(Web page and app entries)
▼

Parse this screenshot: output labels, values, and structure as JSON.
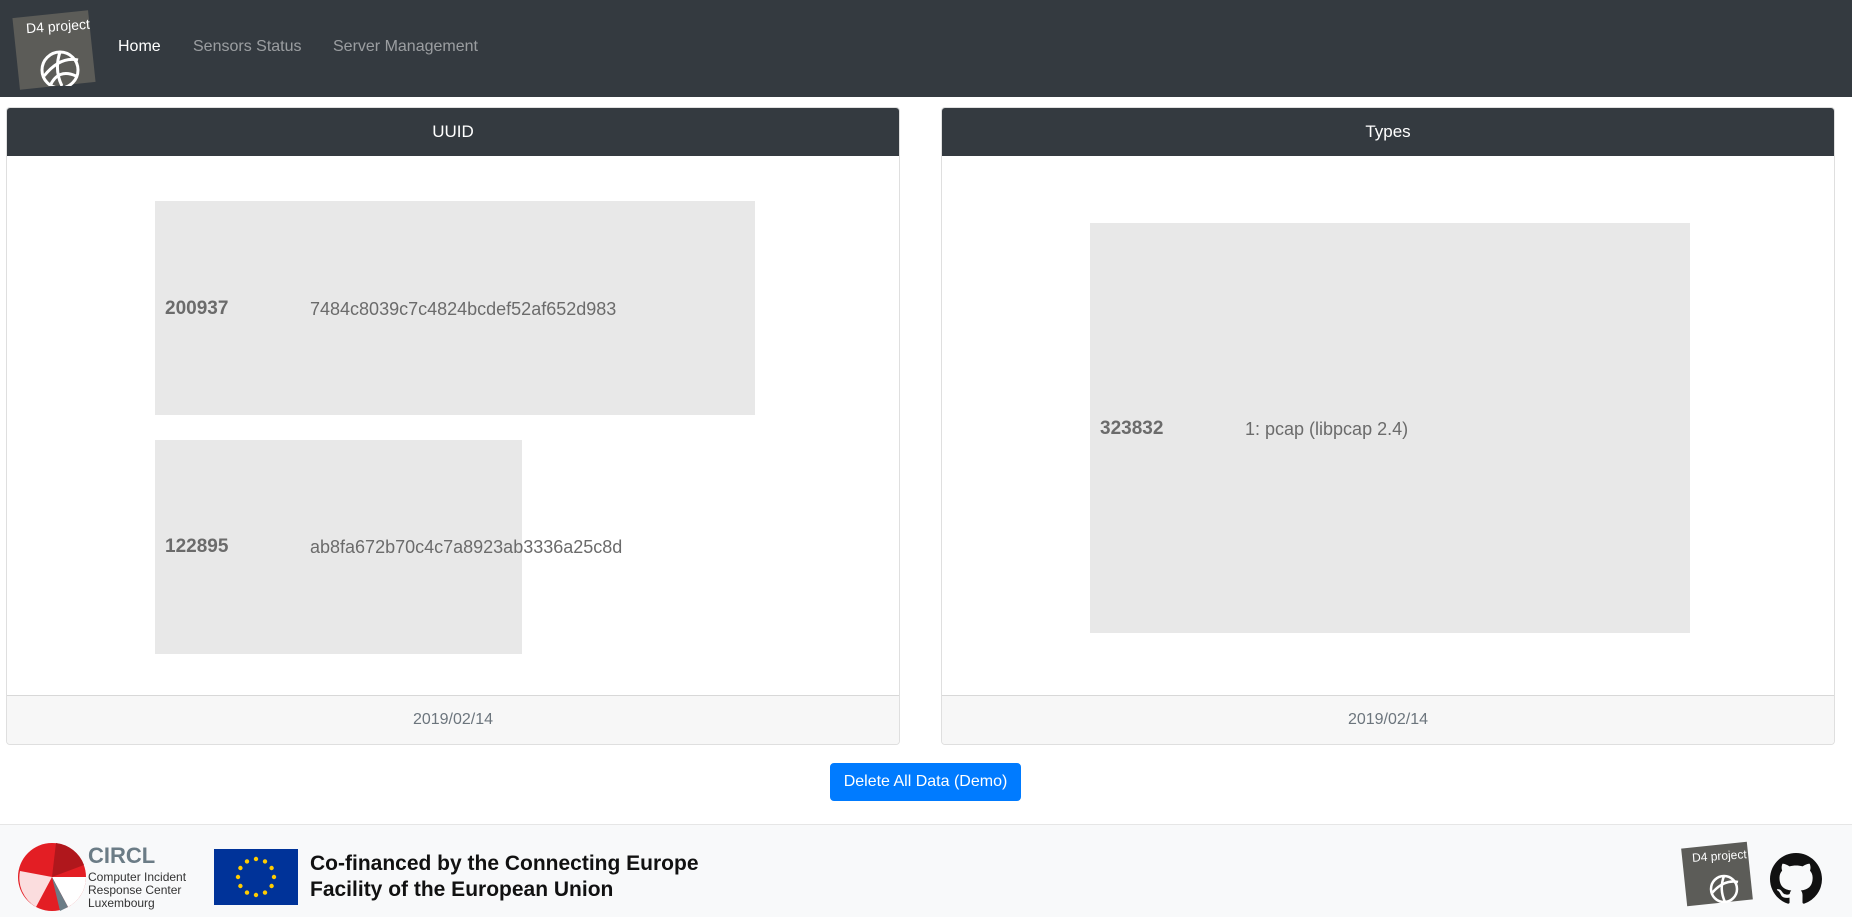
{
  "navbar": {
    "brand_text": "D4 project",
    "links": [
      {
        "label": "Home",
        "active": true
      },
      {
        "label": "Sensors Status",
        "active": false
      },
      {
        "label": "Server Management",
        "active": false
      }
    ]
  },
  "uuid_card": {
    "header": "UUID",
    "footer": "2019/02/14",
    "items": [
      {
        "count": "200937",
        "label": "7484c8039c7c4824bcdef52af652d983"
      },
      {
        "count": "122895",
        "label": "ab8fa672b70c4c7a8923ab3336a25c8d"
      }
    ]
  },
  "types_card": {
    "header": "Types",
    "footer": "2019/02/14",
    "items": [
      {
        "count": "323832",
        "label": "1: pcap (libpcap 2.4)"
      }
    ]
  },
  "actions": {
    "delete_label": "Delete All Data (Demo)",
    "button_color": "#007bff"
  },
  "footer": {
    "circl_name": "CIRCL",
    "circl_lines": [
      "Computer Incident",
      "Response Center",
      "Luxembourg"
    ],
    "cofinanced_line1": "Co-financed by the Connecting Europe",
    "cofinanced_line2": "Facility of the European Union",
    "d4_text": "D4 project"
  },
  "colors": {
    "navbar_bg": "#343a40",
    "cell_bg": "#e8e8e8",
    "accent": "#007bff",
    "circl_red": "#e31e24"
  }
}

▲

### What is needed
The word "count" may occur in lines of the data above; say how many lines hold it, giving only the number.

### Problem solution
3